Overfishing occurs when fish are removed from a body of water at a rate faster than they can reproduce.
In addition, commercial fishing techniques such as longlining and bottom trawling, both haul in and kill massive amounts of unwanted, non-targeted fish and animals.
Large fish are usually targeted first. Larger fish that live a long time, and are slowest to reproduce, are the most vulnerable to overfishing. These are typically the ‘apex’ predators.
After the apex predators are targeted and fished out, fishermen will typically then turn next to the species just below them on the food chain. And so on, down the chain..
The long-term trend is clear. Unless something changes, many scientists predict that the oceans fish stock will be depleted by the year 2050.
Fishermen, fishing businesses and conservationists share a similar goal, and lawmakers from both parties have historically worked together to solve the challenges of overfishing and create a law that keeps commercial and recreational fishermen out on the water. But it appears the tides have changed. Article from Ocean Conservancy.
Overfishing is catching too many fish at once, so the breeding population becomes too depleted to recover. Overfishing often goes hand in hand with wasteful types of commercial fishing that haul in massive amounts of unwanted fish or other animals, which are then discarded. Article from the Environmental Defense Fund.
Currently, less than two percent of our oceans are set aside as marine reserves, making it all too easy to exploit their resources. Overfishing and destructive, wasteful fishing practices are threatening the health of our oceans and food security for communities everywhere. Article from Greenpeace.
Decades of destructive fishing practices have torn apart the ocean’s web of life, leaving many aquatic species severely depleted, some on the brink of extinction. Scientists estimate that the world’s large ocean fish, including tuna and swordfish, have declined by up to 90 percent from preindustrial levels. NRDC works to end overfishing, rebuild depleted fisheries, and promote the long-term sustainability of fisheries through firm catch limits based on scientific evidence.

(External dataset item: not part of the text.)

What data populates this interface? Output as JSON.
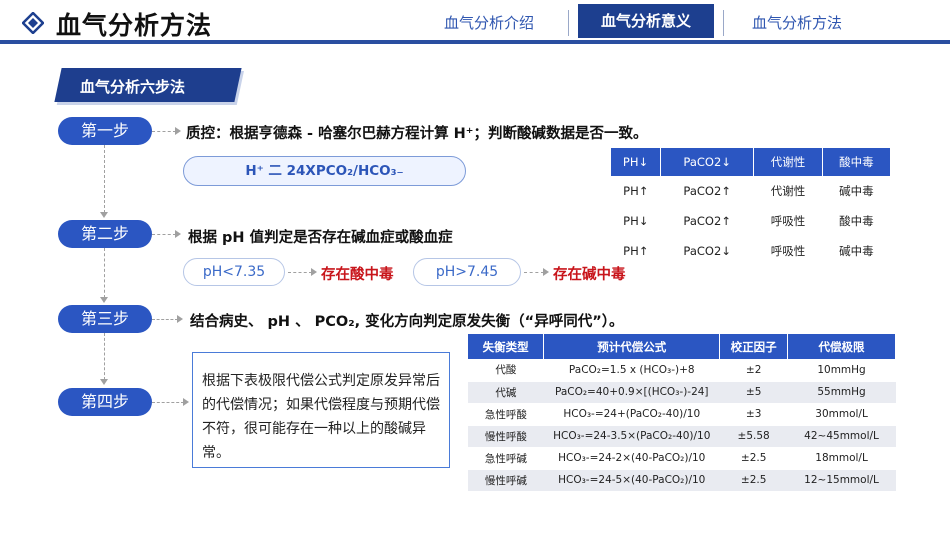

In the early 90s the impact of overfishing was increasingly a concern, culminating in the devastating effects of the collapse of Canada’s Grand Banks cod fishery in 1992. Over 35,000 fishers and plant workers from more than 400 coastal communities lost their jobs. This event was one of the catalysts for the creation of the MSC.